As President Obama brags about a fiscal deal that entails $600 billion in tax increases over ten years, meanwhile running over $1 trillion deficits a year, most Americans before the deal believed that any agreement without spending cuts wasn’t balanced. In fact, one might say Americans would have thought it to be wildly unbalanced.
But the mainstream media wagged their fingers at the Republican Party throughout the torturous fiscal cliff negotiations, and with lots of success: more Americans blamed the GOP than the Democrats for the stall in coming to an agreement.
Yet it appears the Republicans were merely fighting for something nearly a super-majority of Americans wanted — significant spending cuts as a part of any fiscal cliff compromise. What they got was a $15 billion cut, offset by $30 billion in new spending.
Rasmussen had the story from late November:
A new Rasmussen Reports national telephone survey found that 68% of voters nationwide favor a mix of tax hikes and spending cuts to help reduce the federal budget deficit. Twenty-four percent (24%) want spending cuts only and 4% would prefer only tax hikes.

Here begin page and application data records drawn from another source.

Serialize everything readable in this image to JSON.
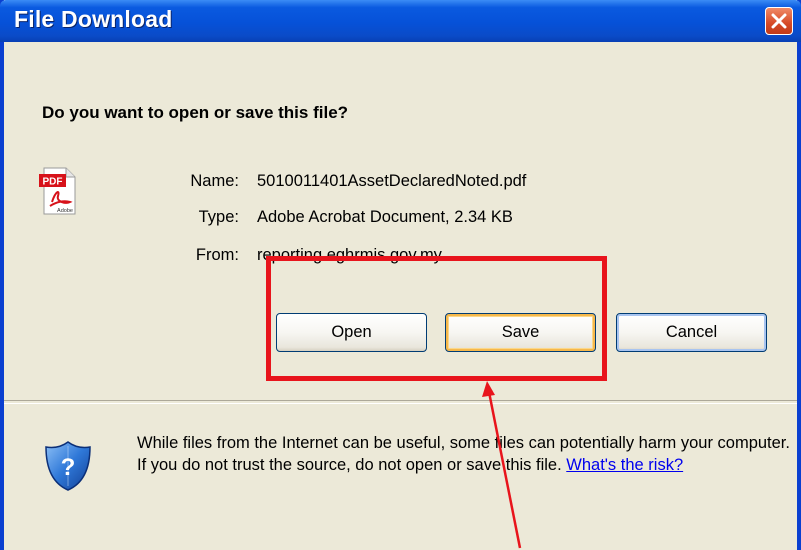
{
  "window": {
    "title": "File Download",
    "close_icon": "close-icon"
  },
  "dialog": {
    "heading": "Do you want to open or save this file?",
    "file_icon": "pdf-icon",
    "name_label": "Name:",
    "name_value": "5010011401AssetDeclaredNoted.pdf",
    "type_label": "Type:",
    "type_value": "Adobe Acrobat Document, 2.34 KB",
    "from_label": "From:",
    "from_value": "reporting.eghrmis.gov.my"
  },
  "buttons": {
    "open": "Open",
    "save": "Save",
    "cancel": "Cancel"
  },
  "warning": {
    "icon": "shield-icon",
    "text": "While files from the Internet can be useful, some files can potentially harm your computer. If you do not trust the source, do not open or save this file.",
    "link": "What's the risk?"
  },
  "annotation": {
    "highlight_color": "#e8141c",
    "arrow_color": "#e8141c"
  },
  "pdf_icon_text": {
    "badge": "PDF",
    "brand": "Adobe"
  },
  "colors": {
    "titlebar": "#0651d8",
    "dialog_bg": "#ece9d8",
    "close_button": "#d64a26"
  }
}
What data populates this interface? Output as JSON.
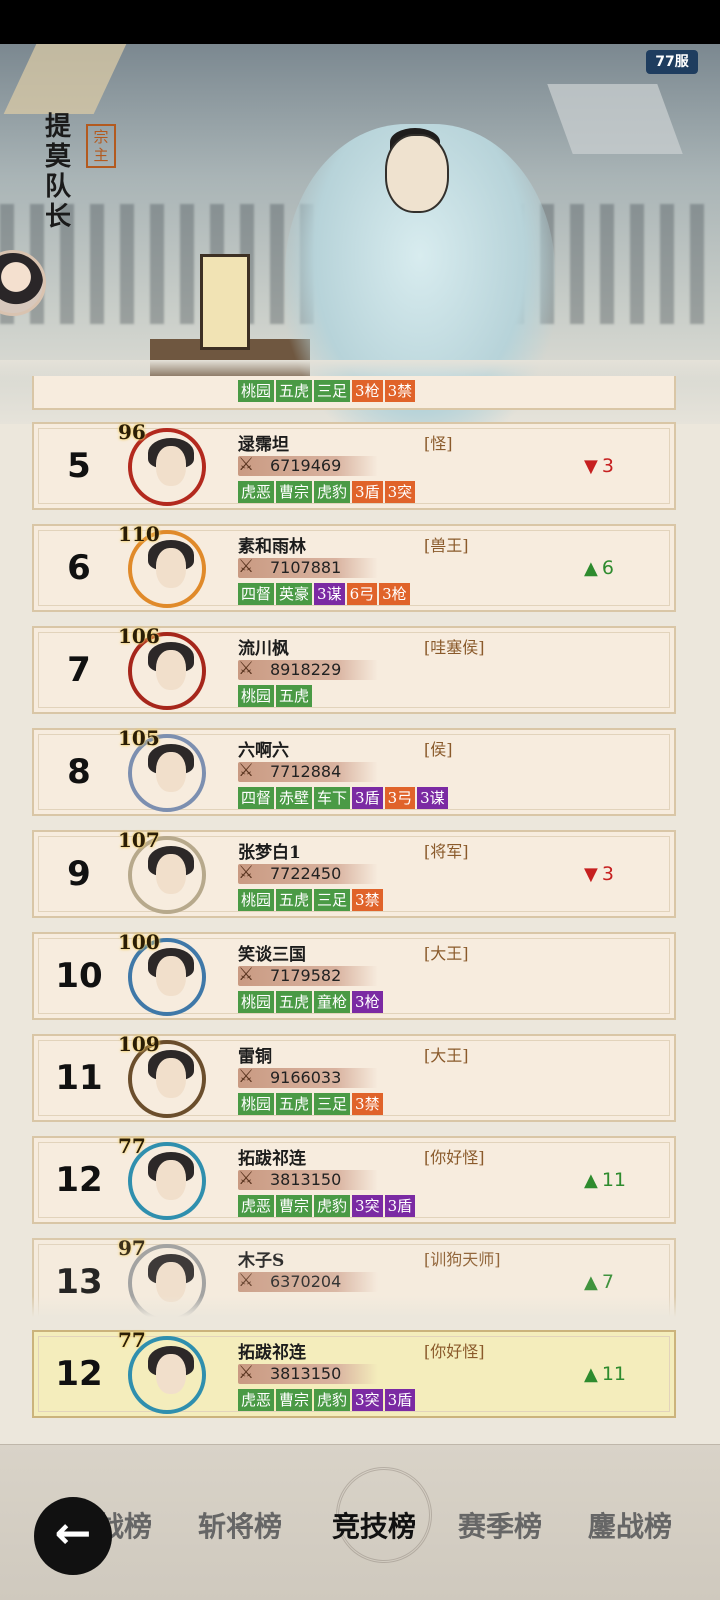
{
  "server_badge": "77服",
  "hero": {
    "role_name": "提莫队长",
    "role_tag": "宗主"
  },
  "partial_top_tags": [
    {
      "text": "桃园",
      "color": "green"
    },
    {
      "text": "五虎",
      "color": "green"
    },
    {
      "text": "三足",
      "color": "green"
    },
    {
      "text": "3枪",
      "color": "orange"
    },
    {
      "text": "3禁",
      "color": "orange"
    }
  ],
  "rows": [
    {
      "rank": "5",
      "level": "96",
      "name": "逯霈坦",
      "title": "[怪]",
      "power": "6719469",
      "tags": [
        {
          "text": "虎恶",
          "color": "green"
        },
        {
          "text": "曹宗",
          "color": "green"
        },
        {
          "text": "虎豹",
          "color": "green"
        },
        {
          "text": "3盾",
          "color": "orange"
        },
        {
          "text": "3突",
          "color": "orange"
        }
      ],
      "change": {
        "dir": "down",
        "value": "3"
      },
      "frame": "#b3291e"
    },
    {
      "rank": "6",
      "level": "110",
      "name": "素和雨林",
      "title": "[兽王]",
      "power": "7107881",
      "tags": [
        {
          "text": "四督",
          "color": "green"
        },
        {
          "text": "英豪",
          "color": "green"
        },
        {
          "text": "3谋",
          "color": "purple"
        },
        {
          "text": "6弓",
          "color": "orange"
        },
        {
          "text": "3枪",
          "color": "orange"
        }
      ],
      "change": {
        "dir": "up",
        "value": "6"
      },
      "frame": "#e08a2a"
    },
    {
      "rank": "7",
      "level": "106",
      "name": "流川枫",
      "title": "[哇塞侯]",
      "power": "8918229",
      "tags": [
        {
          "text": "桃园",
          "color": "green"
        },
        {
          "text": "五虎",
          "color": "green"
        }
      ],
      "change": null,
      "frame": "#a6261b"
    },
    {
      "rank": "8",
      "level": "105",
      "name": "六啊六",
      "title": "[侯]",
      "power": "7712884",
      "tags": [
        {
          "text": "四督",
          "color": "green"
        },
        {
          "text": "赤壁",
          "color": "green"
        },
        {
          "text": "车下",
          "color": "green"
        },
        {
          "text": "3盾",
          "color": "purple"
        },
        {
          "text": "3弓",
          "color": "orange"
        },
        {
          "text": "3谋",
          "color": "purple"
        }
      ],
      "change": null,
      "frame": "#7c8fb0"
    },
    {
      "rank": "9",
      "level": "107",
      "name": "张梦白1",
      "title": "[将军]",
      "power": "7722450",
      "tags": [
        {
          "text": "桃园",
          "color": "green"
        },
        {
          "text": "五虎",
          "color": "green"
        },
        {
          "text": "三足",
          "color": "green"
        },
        {
          "text": "3禁",
          "color": "orange"
        }
      ],
      "change": {
        "dir": "down",
        "value": "3"
      },
      "frame": "#b7a98c"
    },
    {
      "rank": "10",
      "level": "100",
      "name": "笑谈三国",
      "title": "[大王]",
      "power": "7179582",
      "tags": [
        {
          "text": "桃园",
          "color": "green"
        },
        {
          "text": "五虎",
          "color": "green"
        },
        {
          "text": "童枪",
          "color": "green"
        },
        {
          "text": "3枪",
          "color": "purple"
        }
      ],
      "change": null,
      "frame": "#3f78a8"
    },
    {
      "rank": "11",
      "level": "109",
      "name": "雷铜",
      "title": "[大王]",
      "power": "9166033",
      "tags": [
        {
          "text": "桃园",
          "color": "green"
        },
        {
          "text": "五虎",
          "color": "green"
        },
        {
          "text": "三足",
          "color": "green"
        },
        {
          "text": "3禁",
          "color": "orange"
        }
      ],
      "change": null,
      "frame": "#6b4e2c"
    },
    {
      "rank": "12",
      "level": "77",
      "name": "拓跋祁连",
      "title": "[你好怪]",
      "power": "3813150",
      "tags": [
        {
          "text": "虎恶",
          "color": "green"
        },
        {
          "text": "曹宗",
          "color": "green"
        },
        {
          "text": "虎豹",
          "color": "green"
        },
        {
          "text": "3突",
          "color": "purple"
        },
        {
          "text": "3盾",
          "color": "purple"
        }
      ],
      "change": {
        "dir": "up",
        "value": "11"
      },
      "frame": "#2f8fae"
    },
    {
      "rank": "13",
      "level": "97",
      "name": "木子S",
      "title": "[训狗天师]",
      "power": "6370204",
      "tags": [],
      "change": {
        "dir": "up",
        "value": "7"
      },
      "frame": "#9c9c9c"
    }
  ],
  "my_row": {
    "rank": "12",
    "level": "77",
    "name": "拓跋祁连",
    "title": "[你好怪]",
    "power": "3813150",
    "tags": [
      {
        "text": "虎恶",
        "color": "green"
      },
      {
        "text": "曹宗",
        "color": "green"
      },
      {
        "text": "虎豹",
        "color": "green"
      },
      {
        "text": "3突",
        "color": "purple"
      },
      {
        "text": "3盾",
        "color": "purple"
      }
    ],
    "change": {
      "dir": "up",
      "value": "11"
    },
    "frame": "#2f8fae"
  },
  "nav": {
    "back_icon": "back-arrow-icon",
    "tabs": [
      "战榜",
      "斩将榜",
      "竞技榜",
      "赛季榜",
      "鏖战榜"
    ],
    "active_index": 2
  }
}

Unfortunately, there are a host of Americans who would agree with President Obama if he said the moon was made out of green cheese, and therefore we need to redirect NASA from its current mission of Muslim outreach in order to mine the moon, and thereafter redistribute the green cheese to the endangered South Chicago titmouse in the name of ecological justice. In other words, statistics are only useful up to the point that the mainstream media show President Obama holding a puppy while singing a comedic tribute to Beyonce’s “Gotta Put a Ring on It” for the late night show circuit.
In more recent news, Katie Pavlich at Townhall points out that 62% of Americans are currently in favor of across-the-board spending cuts, even though 57% think this is unlikely. One can smell the frustration in the air, as newly re-elected Speaker Boehner has to mount a fight against the profligate spending ways of Senate Majority Leader Harry Reid and President Obama ahead of the looming debt ceiling, which will likely result in a girly slap-fest leading to complete GOP capitulation.
While only 5% of Americans think Congress is doing a good or excellent job, and most expect economic recession in 2013 regardless of any fiscal cliff deal, President Obama’s approval rating is still unscathed at 52%. Despite the public consistently disagreeing with the president’s policies, this rhetorical escape artist still somehow gets a pass for any and all consequences for his actions.